“A dollar in CBDC form is a responsibility of the central bank. The Federal Reserve has to pay you back,” explained Ronit Ghose, who heads fintech and digital assets for Citi Global Insights.
Federal Reserve Chairman Jerome Powell previously said that the main incentive for the US to launch its own central bank digital currency, or CBDC, would be to eliminate the use case for cryptocurrencies in America.
“You wouldn’t need stablecoins; you wouldn’t need cryptocurrencies if you had a digital US currency,” Powell said. “I think that’s one of the strongest arguments in its favor.”
In the White House’s new framework, it points to the fact that an American CBDC can enable a payment system that is “more efficient, provides a basis for further technological innovation, facilitates faster transactions across national borders and is environmentally sustainable”.
“It can promote financial inclusion and equity by providing access for a broad set of consumers,” the report continues.
To that end, the administration encourages the Fed to continue its ongoing research, experimentation and evaluation of a CBDC.
Safeguarding financial stability
Central bankers and US lawmakers have for years lamented the rise of stablecoins, a specific subset of cryptocurrencies that have a value tied to a real asset, such as a fiat currency like the US dollar or a commodity like gold.
These non-governmental digital tokens are increasingly being used in domestic and international transactions, which is scary for central banks because they have no say in how this space is regulated.
In May, the collapse of TerraUSD, one of the most popular US dollar-pegged stablecoin projects, cost investors tens of billions of dollars as they pulled out in a panic that some have compared to a bank run. Widespread buy-in – and public PSAs – from respected financial institutions lent credibility to the project, further driving the narrative that it was all legitimate.
The implosion of this stablecoin project led to a series of insolvencies that wiped out nearly $600 billion in assets, according to the White House.
“Digital assets and the mainstream financial system are becoming increasingly intertwined, creating channels for turbulence to have spillover effects,” according to the White House fact sheet.
The framework goes on to single out stablecoins, warning that they could create disruptive runs if not paired with appropriate regulation.
To make stablecoins “more secure,” the administration says Treasury will “work with financial institutions to strengthen their capacity to identify and mitigate cyber vulnerabilities by sharing information and promoting a broad range of data sets and analytical tools, as well as partnering with other agencies to “identify, track and analyze emerging strategic risks related to digital asset markets.”

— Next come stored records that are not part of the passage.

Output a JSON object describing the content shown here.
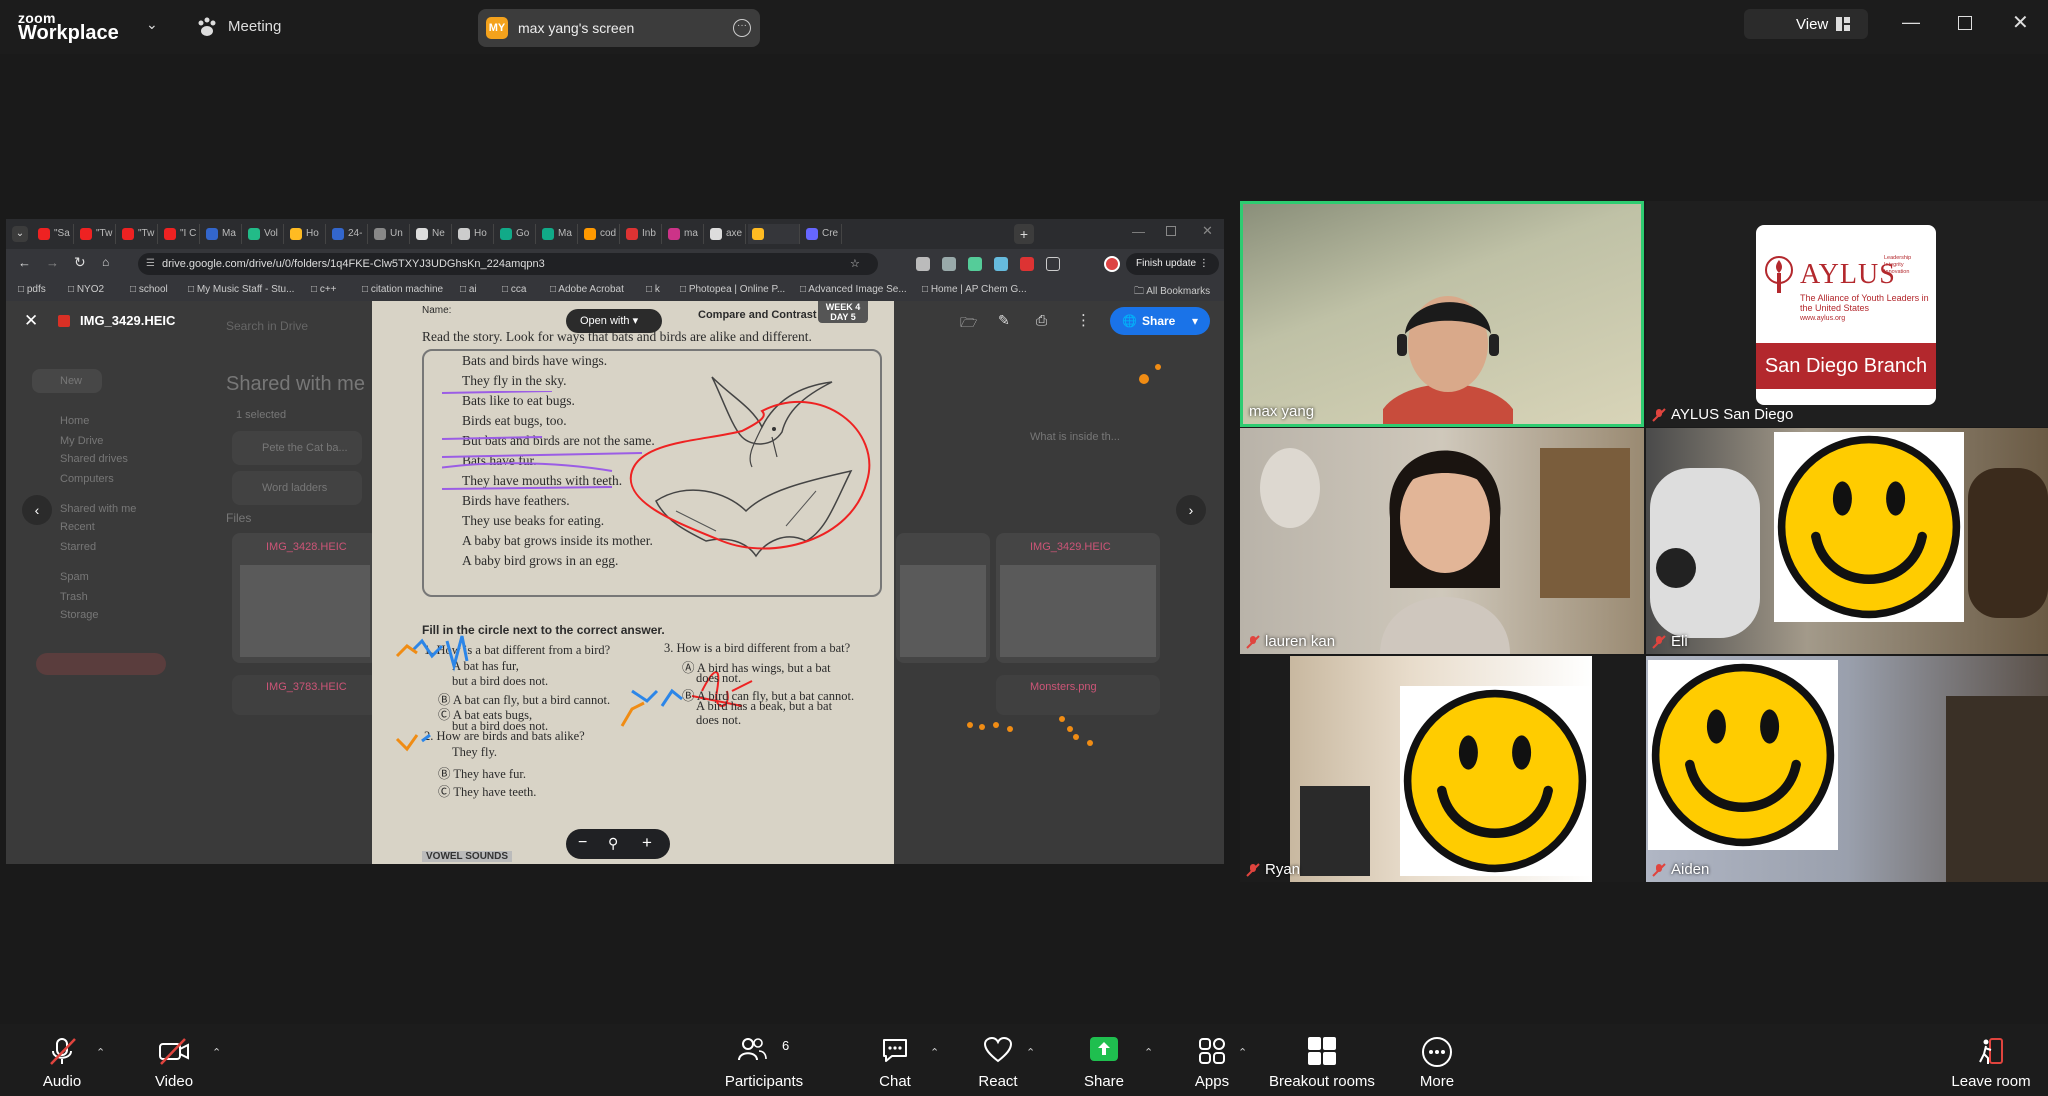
{
  "zoom": {
    "logo_top": "zoom",
    "logo_bottom": "Workplace",
    "meeting_label": "Meeting",
    "screen_badge": "MY",
    "screen_title": "max yang's screen",
    "view_label": "View"
  },
  "browser": {
    "tabs": [
      "\"Sa",
      "\"Tw",
      "\"Tw",
      "\"I C",
      "Ma",
      "Vol",
      "Ho",
      "24-",
      "Un",
      "Ne",
      "Ho",
      "Go",
      "Ma",
      "cod",
      "Inb",
      "ma",
      "axe",
      "",
      "Cre"
    ],
    "url": "drive.google.com/drive/u/0/folders/1q4FKE-Clw5TXYJ3UDGhsKn_224amqpn3",
    "finish_update": "Finish update",
    "bookmarks": [
      "pdfs",
      "NYO2",
      "school",
      "My Music Staff - Stu...",
      "c++",
      "citation machine",
      "ai",
      "cca",
      "Adobe Acrobat",
      "k",
      "Photopea | Online P...",
      "Advanced Image Se...",
      "Home | AP Chem G..."
    ],
    "all_bookmarks": "All Bookmarks"
  },
  "viewer": {
    "filename": "IMG_3429.HEIC",
    "open_with": "Open with",
    "share": "Share",
    "search_placeholder": "Search in Drive",
    "background_title": "Shared with me",
    "background_side": [
      "New",
      "Home",
      "My Drive",
      "Shared drives",
      "Computers",
      "Shared with me",
      "Recent",
      "Starred",
      "Spam",
      "Trash",
      "Storage"
    ],
    "background_files": [
      "Pete the Cat ba...",
      "Word ladders",
      "IMG_3428.HEIC",
      "IMG_3429.HEIC",
      "IMG_3783.HEIC",
      "Monsters.png",
      "What is inside th..."
    ],
    "folders_label": "Files",
    "selected_label": "1 selected"
  },
  "worksheet": {
    "name_label": "Name:",
    "header": "Compare and Contrast",
    "week": "WEEK 4",
    "day": "DAY 5",
    "instruction": "Read the story. Look for ways that bats and birds are alike and different.",
    "story": [
      "Bats and birds have wings.",
      "They fly in the sky.",
      "Bats like to eat bugs.",
      "Birds eat bugs, too.",
      "But bats and birds are not the same.",
      "Bats have fur.",
      "They have mouths with teeth.",
      "Birds have feathers.",
      "They use beaks for eating.",
      "A baby bat grows inside its mother.",
      "A baby bird grows in an egg."
    ],
    "fill_instruction": "Fill in the circle next to the correct answer.",
    "q1": "1. How is a bat different from a bird?",
    "q1_answers": [
      "A bat has fur,",
      "but a bird does not.",
      "Ⓑ A bat can fly, but a bird cannot.",
      "Ⓒ A bat eats bugs,",
      "but a bird does not."
    ],
    "q2": "2. How are birds and bats alike?",
    "q2_answers": [
      "They fly.",
      "Ⓑ They have fur.",
      "Ⓒ They have teeth."
    ],
    "q3": "3. How is a bird different from a bat?",
    "q3_answers": [
      "Ⓐ A bird has wings, but a bat",
      "does not.",
      "Ⓑ A bird can fly, but a bat cannot.",
      "A bird has a beak, but a bat",
      "does not."
    ],
    "footer": "VOWEL SOUNDS"
  },
  "participants": [
    {
      "name": "max yang",
      "muted": false
    },
    {
      "name": "AYLUS San Diego",
      "muted": true,
      "logo_title": "AYLUS",
      "logo_sub": "The Alliance of Youth Leaders in the United States",
      "logo_url": "www.aylus.org",
      "logo_side": "Leadership Integrity Innovation",
      "logo_branch": "San Diego Branch"
    },
    {
      "name": "lauren kan",
      "muted": true
    },
    {
      "name": "Eli",
      "muted": true
    },
    {
      "name": "Ryan",
      "muted": true
    },
    {
      "name": "Aiden",
      "muted": true
    }
  ],
  "toolbar": {
    "audio": "Audio",
    "video": "Video",
    "participants": "Participants",
    "participants_count": "6",
    "chat": "Chat",
    "react": "React",
    "share": "Share",
    "apps": "Apps",
    "breakout": "Breakout rooms",
    "more": "More",
    "leave": "Leave room"
  },
  "colors": {
    "active_speaker": "#2ecc71",
    "share_green": "#1fbf4f",
    "mute_red": "#e0443e"
  }
}
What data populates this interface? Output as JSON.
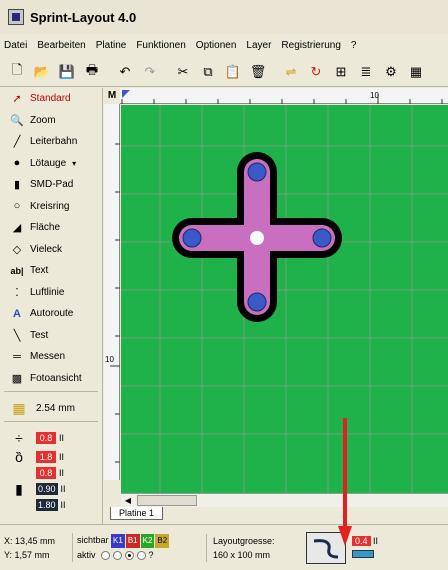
{
  "window": {
    "title": "Sprint-Layout 4.0"
  },
  "menu": [
    "Datei",
    "Bearbeiten",
    "Platine",
    "Funktionen",
    "Optionen",
    "Layer",
    "Registrierung",
    "?"
  ],
  "toolbar_icons": [
    "new-icon",
    "open-icon",
    "save-icon",
    "print-icon",
    "undo-icon",
    "redo-icon",
    "cut-icon",
    "copy-icon",
    "paste-icon",
    "delete-icon",
    "mirror-icon",
    "rotate-icon",
    "group-icon",
    "align-icon",
    "settings-icon",
    "more-icon"
  ],
  "tools": [
    {
      "label": "Standard",
      "icon": "arrow-cursor-icon",
      "active": true
    },
    {
      "label": "Zoom",
      "icon": "magnifier-icon"
    },
    {
      "label": "Leiterbahn",
      "icon": "track-icon"
    },
    {
      "label": "Lötauge",
      "icon": "pad-icon"
    },
    {
      "label": "SMD-Pad",
      "icon": "smd-pad-icon"
    },
    {
      "label": "Kreisring",
      "icon": "circle-ring-icon"
    },
    {
      "label": "Fläche",
      "icon": "area-icon"
    },
    {
      "label": "Vieleck",
      "icon": "polygon-icon"
    },
    {
      "label": "Text",
      "icon": "text-icon"
    },
    {
      "label": "Luftlinie",
      "icon": "airline-icon"
    },
    {
      "label": "Autoroute",
      "icon": "autoroute-icon"
    },
    {
      "label": "Test",
      "icon": "test-probe-icon"
    },
    {
      "label": "Messen",
      "icon": "ruler-icon"
    },
    {
      "label": "Fotoansicht",
      "icon": "photo-view-icon"
    }
  ],
  "grid": {
    "value": "2.54 mm"
  },
  "params": {
    "track_width": "0.8",
    "pad_outer": "1.8",
    "pad_inner": "0.8",
    "smd_width": "0.90",
    "smd_height": "1.80",
    "unit": "II"
  },
  "ruler": {
    "corner": "M",
    "top_label": "10",
    "left_label": "10"
  },
  "tab": {
    "label": "Platine 1"
  },
  "status": {
    "x": "X: 13,45 mm",
    "y": "Y: 1,57 mm",
    "visible_label": "sichtbar",
    "active_label": "aktiv",
    "layers": [
      {
        "name": "K1",
        "color": "#3a3ac8"
      },
      {
        "name": "B1",
        "color": "#c82828"
      },
      {
        "name": "K2",
        "color": "#28a828"
      },
      {
        "name": "B2",
        "color": "#c8a828"
      }
    ],
    "question": "?",
    "size_label": "Layoutgroesse:",
    "size_value": "160 x 100 mm",
    "route_value": "0.4",
    "route_unit": "II"
  },
  "colors": {
    "board": "#1fb24a",
    "copper_outline": "#000000",
    "track": "#c86fc0",
    "pad": "#3a5ac8",
    "arrow": "#e32020"
  }
}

These efforts will also take place in cooperation with international allies, including the Organization for Economic Co-operation and Development and the Financial Stability Board.